All lines with the word "gear" in the material below are required.

**RECORDS FOR PROCESSING:**
<<<<
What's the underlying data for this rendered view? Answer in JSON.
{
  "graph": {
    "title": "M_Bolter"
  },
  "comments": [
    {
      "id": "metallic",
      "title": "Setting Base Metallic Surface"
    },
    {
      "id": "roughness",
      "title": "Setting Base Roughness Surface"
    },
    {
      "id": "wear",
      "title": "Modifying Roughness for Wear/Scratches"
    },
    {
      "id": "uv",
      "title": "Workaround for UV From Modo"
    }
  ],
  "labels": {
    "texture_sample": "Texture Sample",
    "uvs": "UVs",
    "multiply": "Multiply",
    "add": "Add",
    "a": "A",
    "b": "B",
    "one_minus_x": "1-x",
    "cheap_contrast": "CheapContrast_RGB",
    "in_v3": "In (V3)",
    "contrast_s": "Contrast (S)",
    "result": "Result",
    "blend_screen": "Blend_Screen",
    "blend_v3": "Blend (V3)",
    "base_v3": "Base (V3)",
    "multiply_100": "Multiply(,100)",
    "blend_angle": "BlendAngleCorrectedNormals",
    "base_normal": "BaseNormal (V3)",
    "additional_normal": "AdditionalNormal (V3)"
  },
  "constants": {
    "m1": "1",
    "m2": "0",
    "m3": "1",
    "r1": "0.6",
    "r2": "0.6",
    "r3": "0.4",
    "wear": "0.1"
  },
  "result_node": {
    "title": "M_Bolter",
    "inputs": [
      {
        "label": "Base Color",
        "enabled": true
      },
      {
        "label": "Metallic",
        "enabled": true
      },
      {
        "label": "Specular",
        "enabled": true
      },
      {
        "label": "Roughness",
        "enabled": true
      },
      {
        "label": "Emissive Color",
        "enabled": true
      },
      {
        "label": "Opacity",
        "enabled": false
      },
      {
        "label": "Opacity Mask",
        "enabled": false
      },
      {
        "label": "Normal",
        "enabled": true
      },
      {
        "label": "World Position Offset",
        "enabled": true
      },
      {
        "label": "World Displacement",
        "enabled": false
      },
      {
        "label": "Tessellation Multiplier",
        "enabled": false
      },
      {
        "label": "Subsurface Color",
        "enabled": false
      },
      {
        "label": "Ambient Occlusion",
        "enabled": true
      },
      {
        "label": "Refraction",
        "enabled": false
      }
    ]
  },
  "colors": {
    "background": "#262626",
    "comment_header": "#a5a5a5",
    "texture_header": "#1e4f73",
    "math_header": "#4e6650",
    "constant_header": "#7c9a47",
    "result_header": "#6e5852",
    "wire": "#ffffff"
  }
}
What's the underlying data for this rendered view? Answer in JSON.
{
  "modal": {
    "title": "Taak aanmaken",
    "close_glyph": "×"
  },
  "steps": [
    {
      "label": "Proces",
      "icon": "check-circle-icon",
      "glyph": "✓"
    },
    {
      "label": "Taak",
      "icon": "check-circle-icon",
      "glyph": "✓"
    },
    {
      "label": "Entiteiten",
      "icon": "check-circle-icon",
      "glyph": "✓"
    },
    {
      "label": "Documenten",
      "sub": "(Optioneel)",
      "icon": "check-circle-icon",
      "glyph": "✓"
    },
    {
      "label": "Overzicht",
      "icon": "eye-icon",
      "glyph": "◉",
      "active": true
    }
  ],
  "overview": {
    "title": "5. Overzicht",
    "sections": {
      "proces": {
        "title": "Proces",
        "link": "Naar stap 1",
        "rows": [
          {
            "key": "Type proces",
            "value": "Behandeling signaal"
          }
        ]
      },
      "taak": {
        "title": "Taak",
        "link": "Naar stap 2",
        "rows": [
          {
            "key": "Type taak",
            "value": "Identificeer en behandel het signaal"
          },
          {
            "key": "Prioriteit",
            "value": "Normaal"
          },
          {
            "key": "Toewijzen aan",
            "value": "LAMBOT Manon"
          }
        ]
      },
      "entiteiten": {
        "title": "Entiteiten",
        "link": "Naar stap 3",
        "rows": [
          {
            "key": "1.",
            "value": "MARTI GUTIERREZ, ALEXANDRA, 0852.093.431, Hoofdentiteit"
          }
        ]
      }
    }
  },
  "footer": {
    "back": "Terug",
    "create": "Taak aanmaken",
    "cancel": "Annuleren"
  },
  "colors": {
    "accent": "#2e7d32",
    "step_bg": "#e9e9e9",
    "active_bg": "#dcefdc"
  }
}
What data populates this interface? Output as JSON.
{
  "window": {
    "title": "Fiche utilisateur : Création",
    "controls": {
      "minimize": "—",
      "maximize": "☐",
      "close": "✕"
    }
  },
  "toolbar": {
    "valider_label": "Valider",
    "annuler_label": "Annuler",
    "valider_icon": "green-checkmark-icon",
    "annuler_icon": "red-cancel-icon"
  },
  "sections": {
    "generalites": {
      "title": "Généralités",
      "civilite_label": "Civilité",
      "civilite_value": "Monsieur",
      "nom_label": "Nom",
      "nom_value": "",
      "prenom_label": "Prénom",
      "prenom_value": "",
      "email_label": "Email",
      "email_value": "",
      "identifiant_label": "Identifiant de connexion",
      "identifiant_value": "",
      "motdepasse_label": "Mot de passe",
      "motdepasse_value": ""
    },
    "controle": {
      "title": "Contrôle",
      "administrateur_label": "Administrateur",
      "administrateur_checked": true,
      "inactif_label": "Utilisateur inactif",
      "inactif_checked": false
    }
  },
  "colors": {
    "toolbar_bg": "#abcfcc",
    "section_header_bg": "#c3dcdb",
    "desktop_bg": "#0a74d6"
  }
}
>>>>
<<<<
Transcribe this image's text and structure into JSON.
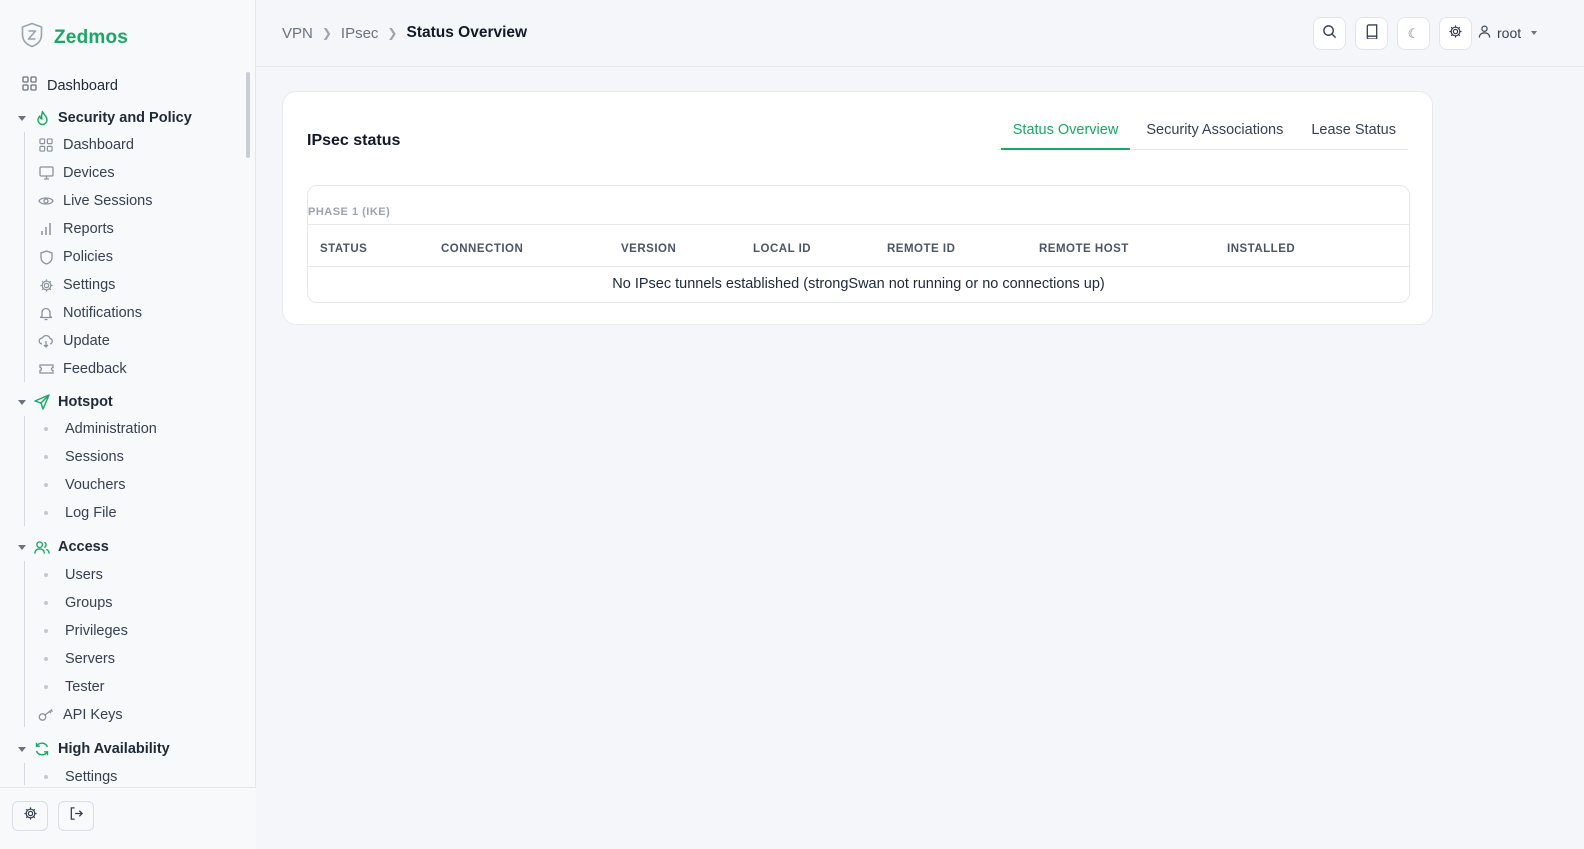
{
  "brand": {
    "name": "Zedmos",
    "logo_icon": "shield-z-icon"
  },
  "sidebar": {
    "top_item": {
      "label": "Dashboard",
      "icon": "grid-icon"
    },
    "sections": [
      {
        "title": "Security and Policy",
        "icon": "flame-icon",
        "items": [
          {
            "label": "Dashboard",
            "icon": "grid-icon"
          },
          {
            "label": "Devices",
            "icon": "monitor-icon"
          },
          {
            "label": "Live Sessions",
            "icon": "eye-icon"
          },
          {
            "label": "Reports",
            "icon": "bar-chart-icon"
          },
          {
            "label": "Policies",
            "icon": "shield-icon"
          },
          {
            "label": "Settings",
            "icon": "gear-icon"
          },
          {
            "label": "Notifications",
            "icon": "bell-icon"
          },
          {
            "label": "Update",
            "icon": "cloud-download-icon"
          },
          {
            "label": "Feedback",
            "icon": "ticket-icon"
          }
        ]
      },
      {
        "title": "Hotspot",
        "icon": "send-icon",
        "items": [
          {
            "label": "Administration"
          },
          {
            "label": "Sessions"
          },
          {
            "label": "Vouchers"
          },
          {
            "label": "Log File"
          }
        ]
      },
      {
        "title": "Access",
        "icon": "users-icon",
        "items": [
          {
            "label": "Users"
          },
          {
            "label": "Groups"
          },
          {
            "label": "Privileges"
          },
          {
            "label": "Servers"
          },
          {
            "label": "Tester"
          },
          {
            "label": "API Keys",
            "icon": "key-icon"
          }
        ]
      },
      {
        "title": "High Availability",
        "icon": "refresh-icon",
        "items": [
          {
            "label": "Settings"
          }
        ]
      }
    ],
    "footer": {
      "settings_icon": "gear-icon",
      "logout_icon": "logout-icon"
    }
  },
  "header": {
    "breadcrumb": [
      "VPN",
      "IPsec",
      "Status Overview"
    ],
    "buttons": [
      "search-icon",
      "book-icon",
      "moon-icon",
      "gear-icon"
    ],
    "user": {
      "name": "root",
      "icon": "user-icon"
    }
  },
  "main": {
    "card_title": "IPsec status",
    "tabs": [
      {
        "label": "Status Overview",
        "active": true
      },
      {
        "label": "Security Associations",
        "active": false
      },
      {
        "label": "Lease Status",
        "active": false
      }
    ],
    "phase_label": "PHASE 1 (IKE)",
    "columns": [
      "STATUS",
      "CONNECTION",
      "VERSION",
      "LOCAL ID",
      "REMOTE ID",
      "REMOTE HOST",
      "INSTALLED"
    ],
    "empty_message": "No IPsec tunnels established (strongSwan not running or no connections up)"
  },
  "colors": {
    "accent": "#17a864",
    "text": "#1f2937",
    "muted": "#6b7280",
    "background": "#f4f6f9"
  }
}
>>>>
**RESULT OF THIS TASK:**
            "icon": "gear-icon"
      "settings_icon": "gear-icon",
      "gear-icon"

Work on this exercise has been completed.